The American Dental Association, the American Congress of Obstetricians and Gynecologists and the American Academy of Pediatrics all encourage women to get dental care while pregnant.
In fact, studies show that the bacteria from gum diseases can actually get into the bloodstream and target the fetus, potentially leading to premature labor and low-birth-weight babies.
Pregnancy offers an opportunity to educate pregnant women regarding oral health by providing a “teachable moment” in self-care and future child-care.
Here are top five oral healthcare tips for pregnant mothers:
Know your facts and risks – Good oral health can reduce your risk of having a premature baby.
Oral hygiene – Brush twice a day with a fluoride toothpaste. Floss daily to keep your gums healthy. Remember, if you have good oral health habits, your child will too!
If you experience vomiting, rinse with a cup of water containing a teaspoon of baking soda and wait an hour before brushing to avoid dental erosion.
Diet – What you eat affects your baby’s health. Snack on healthy foods like cheese sticks, fruits, vegetables and nuts. Drink lots of water and low-fat milk. Eat high calcium food instead of acidic food, juices and sodas. Avoid drinks and any food loaded with sugar as they might lead to caries and affect your baby’s health. Chewing sugarless or xylitol-containing gum can help minimize your caries risk.
Professional oral care – Get a dental check-up, it is completely safe to have most dental treatments while you are pregnant. Do not put off your dental visit until after you’ve had the baby.
Book your baby’s first dental appointment as soon as you see his/her first teeth erupt. We offer children a dental home where they can have a long-term friendly relationship with their dentist.
What’s the right age to bring a child in for their first dental check-up?

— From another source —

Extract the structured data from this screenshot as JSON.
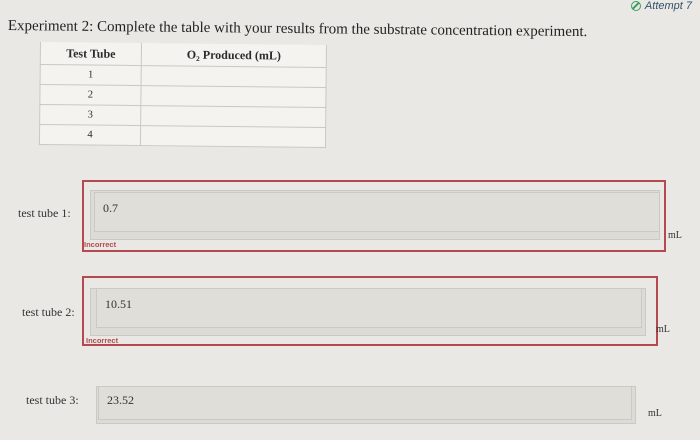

In order to prevent oral and dental problems, your child should see a pediatric dentist when their first tooth appears or no later than his/her first birthday. Healthy habits start early in life. First birthday = First dental check-up.
Can a mother’s poor oral health status affect her baby’s oral health?

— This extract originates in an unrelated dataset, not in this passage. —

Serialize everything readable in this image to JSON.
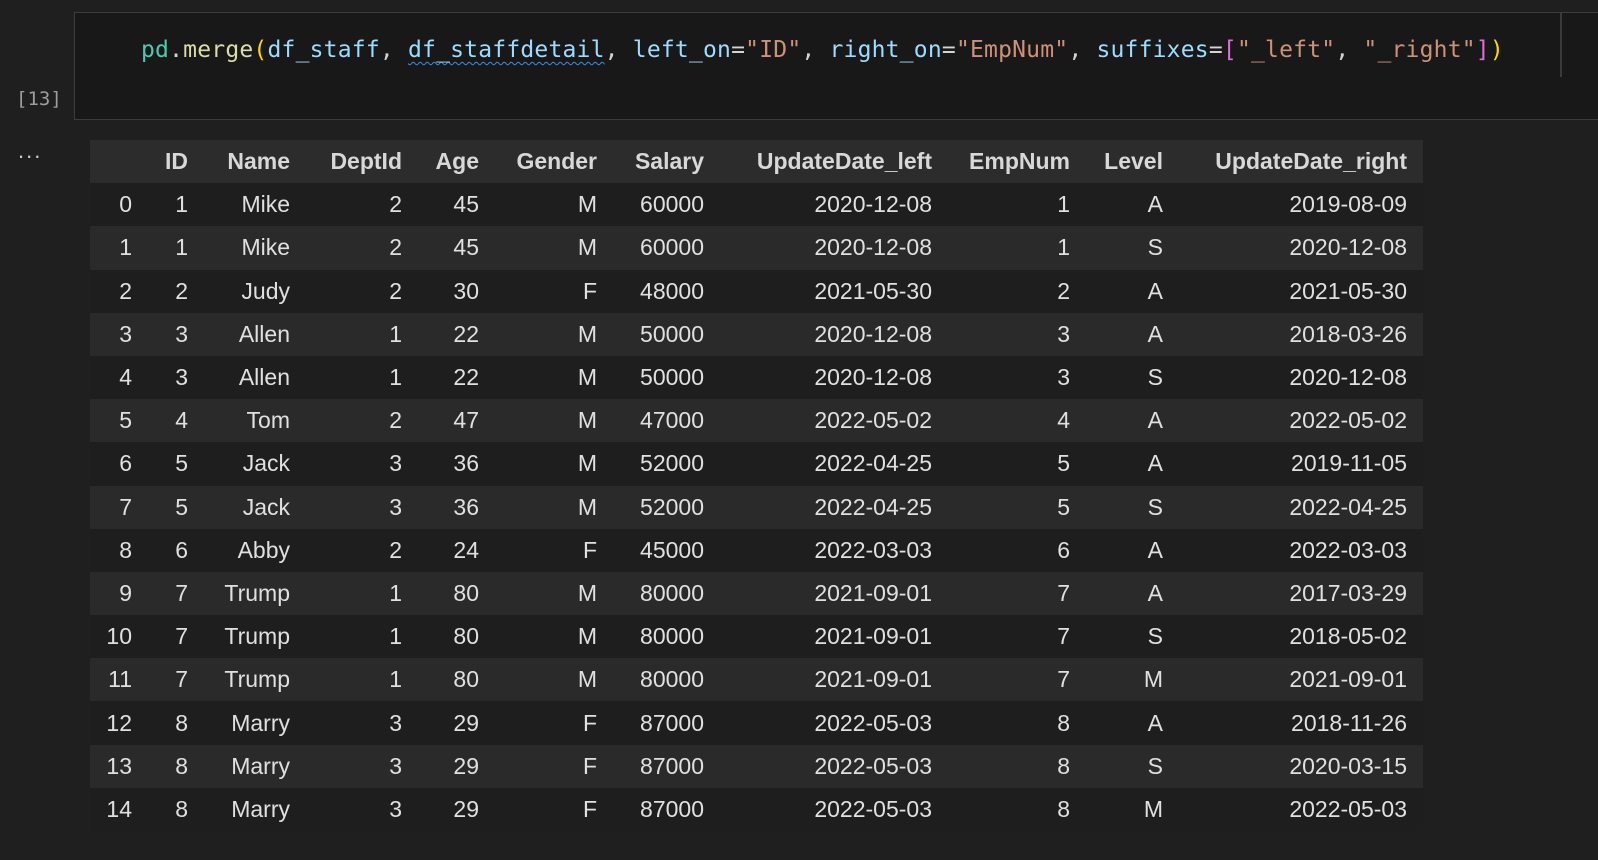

Yes, because the bacteria responsible for caries in a mother’s mouth are related to early childhood caries in their baby’s mouth. The same bacteria are transferred from mum to baby.
Mums and caregivers pass on the mentioned bacteria by sharing saliva, spoons, testing food before feeding it to the baby, cleaning off a pacifier in their mouth instead of with water and through various activities. So, make sure your mouth is healthy and taken care of before your baby is born. It’s important for pregnant mums to have their oral check-up as soon as possible, in order to treat and prevent any oral disease.
For proper oral health counselling and early intervention, book your appointment today.